Given my love for Carousel, I was surprised to find the film version dissed in Todd Purdum’s authoritative Something Wonderful: Rodgers and Hammerstein’s Broadway Revolution. According to Purdum, critics were universally scornful, and Carousel became the only one of Rodgers and Hammerstein’s major films not to be nominated for a single Oscar. The story of Carousel -- the tale of a ne’er-do-well carnival barker lured into a criminal act for the sake of his unborn child --  is at base a dark one, and it didn’t help that the Hollywood bosses insisted on blunting its edgy appeal in the name of propriety. Even the mildest oaths (like “what the hell”) had to be removed from the script, and the powerful moment of Billy killing himself to avoid arrest was changed in the film version into a deadly accident. Moreover, audiences were apparently not taken with the romantic duo of MacRae and Jones, because the two had already been paired the year before in the hit Todd-AO adaptation of Oklahoma! that had been nominated for four Oscars and won two.

What would Carousel have been like with Frank Sinatra in the leading role? Riding high after his dramatic tour-de-force in From Here to Eternity, Sinatra had actually signed to play Billy Bigelow, but then backed out at the very last moment. Purdum gives two possible explanations for his behavior, and I’ve heard Shirley Jones insist on a third. In her telling, Sinatra changed his mind because he lost his nerve, intimidated by the challenges of the Rodgers and Hammerstein score. Sinatra could sing, of course. But it’s surprising to learn how often Hollywood was comfortable about the idea of dubbing a star’s singing voice. For the role of Julie, producer Darryl Zanuck urged the hiring of the very lovely, very British, very non-singing Jean Simmons. And the casting process for Oklahoma! produced such unlikely ideas as Paul Newman as Curley, Richard Burton as Jud Fry, Elsa Lanchester as Aunt Eller, and Rosemary Clooney as Ado Annie.
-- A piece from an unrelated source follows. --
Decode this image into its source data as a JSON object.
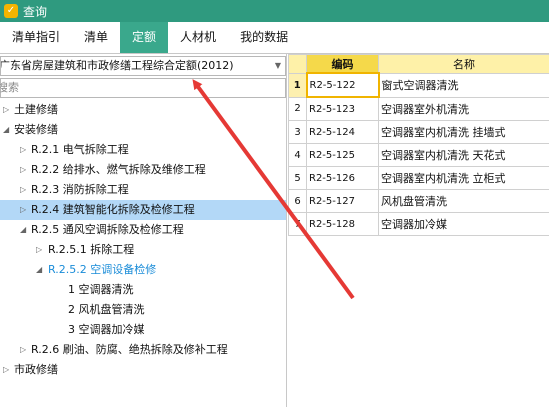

The leading lady, Laurey, could have been played by Piper Laurie, June Allyson, or Doris Day.

The King and I (also 1956) starred a non-singer, Deborah Kerr, who was nevertheless ideally suited to her role in terms of both her nationality and her image. (Marni Nixon, uncredited, provided the perfect singing voice.) But this film – for my money the best Rodgers and Hammerstein translation from stage to screen – also boasted the talents of Yul Brynner, who had burst onto the Broadway stage in the unforgettable role of the King of Siam. The beloved South Pacific should have been equally successful on film: for one thing, it was directed by Joshua Logan, who had made both Oklahoma! and Carousel into Broadway triumphs. Alas, stage directors sometimes get carried away with the possibilities of the film medium. Logan had the bright idea of using color filters in front of the camera to tint the negative in evocative colors. So when nurse Nellie Forbush  (Mitzi Gaynor) sang about being a cockeyed optimist, the sky really WAS a bright canary yellow. And Bali H’ai looked positively psychedelic. What the hell?  


  1. According to Henry Ephron, who co-wrote and produced CAROUSEL, Shirley Jones is correct. Sinatra backed out because he lost his nerve.

  2. Thanks for this, Michael. I hope all is well with you!